Fayetteville looked like the best place I could have imagined myself to be at. But Lahore is, and shall always be, home
I often think of Lahore these days. Though, when I came to the US, I had a sigh of relief. A very green, quiet university town, Fayetteville looked like the best place I could have imagined myself to be at. But having lived here for a year now, and having been to many other mega cities like New York and Austin, in the US, and Mexico City across the border, I think of Lahore, and Pakistan, my home country, a lot more these days.
I clearly remember my first impressions of Fayetteville. It was well before midnight when a cab picked me up from the airport. It was a 45-minute drive from the airport to Fayetteville. My heart sank when I found nothing but quietness and green woods sunk in semi-darkness all along the way.
Used to Lahore’s bustling city, it was quite an unexpected site for me. But once here, and given a warm welcome by a fellow Fulbrighter, an Afghan, and his two friends, the early impression subsided soon enough.
The next morning, when I opened my eyes to Fayetteville, I felt so relieved. The place had the infrastructure of Islamabad (which a foreigner friend of mine once told me didn’t look a part of Pakistan!), and the greenery and freshness of Khanus Pur, a tourist area near Murree. I considered myself lucky that I was going to be living here for at least five years -- the length of my PhD degree.
Two things about the place struck me the most for quite some time: freedom and a sense of security. I did not have to bother much about my looks or what I would talk about. It was as if I had been set free, from the ‘cage’ of censorship.

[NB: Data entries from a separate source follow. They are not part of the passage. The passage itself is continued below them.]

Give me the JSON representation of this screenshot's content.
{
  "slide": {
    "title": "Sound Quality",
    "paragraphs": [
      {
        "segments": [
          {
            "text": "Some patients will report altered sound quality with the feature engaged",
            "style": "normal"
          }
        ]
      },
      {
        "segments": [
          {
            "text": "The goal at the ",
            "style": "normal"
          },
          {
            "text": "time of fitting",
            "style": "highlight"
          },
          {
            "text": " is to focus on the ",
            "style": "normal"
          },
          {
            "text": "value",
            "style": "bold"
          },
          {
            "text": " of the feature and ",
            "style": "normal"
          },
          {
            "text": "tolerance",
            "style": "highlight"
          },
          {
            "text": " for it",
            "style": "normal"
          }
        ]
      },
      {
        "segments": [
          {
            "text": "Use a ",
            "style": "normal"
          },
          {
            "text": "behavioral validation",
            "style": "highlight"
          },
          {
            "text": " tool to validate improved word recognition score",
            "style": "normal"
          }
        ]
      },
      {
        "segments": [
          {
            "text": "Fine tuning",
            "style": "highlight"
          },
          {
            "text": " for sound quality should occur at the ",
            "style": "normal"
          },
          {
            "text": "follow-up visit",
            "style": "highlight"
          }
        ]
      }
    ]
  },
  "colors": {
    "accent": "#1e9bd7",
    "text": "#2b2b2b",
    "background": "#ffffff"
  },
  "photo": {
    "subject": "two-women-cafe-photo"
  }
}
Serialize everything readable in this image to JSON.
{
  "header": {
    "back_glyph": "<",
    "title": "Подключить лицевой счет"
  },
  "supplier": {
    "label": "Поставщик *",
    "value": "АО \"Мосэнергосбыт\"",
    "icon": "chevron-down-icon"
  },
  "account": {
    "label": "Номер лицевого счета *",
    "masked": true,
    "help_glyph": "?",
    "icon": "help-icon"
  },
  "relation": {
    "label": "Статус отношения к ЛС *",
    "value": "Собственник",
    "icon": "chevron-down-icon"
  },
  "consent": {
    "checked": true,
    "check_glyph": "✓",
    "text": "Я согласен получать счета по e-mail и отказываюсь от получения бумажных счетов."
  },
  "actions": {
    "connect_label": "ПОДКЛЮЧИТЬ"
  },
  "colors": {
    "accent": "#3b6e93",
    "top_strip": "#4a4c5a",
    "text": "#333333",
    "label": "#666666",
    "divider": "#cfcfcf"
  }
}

More so, it was like escaping the (invisible) iron bars around my being. The sense of fear that was always in the air in Lahore was gone for now. I remembered how the moment I’d step out of my house, the fear would strike me, till the cows came home. Incidents such as the bomb explosions in Anarkali, my second home during my university days, and at Data Darbar, and also the terrorist threats my newspaper office had, were quite the order of the day. I was always thinking about the safety of my family and friends as well as myself.
With time, though, I had become insensitive to the deaths of the unknown. Call it a survival instinct, if you will.
In the US, gradually, the grip of fear went away, as newer things revealed themselves to me. I felt secure and free here but not exactly a part of the colours and sounds, signs and symbols, scattered here and there. Back home, I was used to being pampered by my friends and family, given royal treatment as they understood I was going abroad for higher studies. Here, the way I spoke (English), the way I looked and where I had come from, besides other personal limitations, put me on a different pedestal.
It is not a ‘lower’ status, as many Pakistanis would consider. It is, in fact, a subtle ‘other-ness.’ Imagine a person from a rural background attending a wedding ceremony in a posh area in Lahore! He speaks Punjabi and is attired in a simple, non-designer outfit. Howsoever hard he may try to make himself feel at home, he cannot -- not in the eyes of those around him.
Here, the flashy shopping malls, the fancy packaging of food items etc, aren’t the kind of things I was used to seeing. I can see the beauty of trees but I can’t name them, I can cherish ‘their’ food occasionally but it does not satiate my taste buds.
I feel kind of ‘elevated’ speaking English but it does not have the comfort and the deep emotional link I felt with the Urdu and Punjabi notes. I might be getting nostalgic, or suffering from the eternal desire to look away from where you are, but it is in times like these that I think of this place and Lahore, my beloved city, and Pakistan, my home country.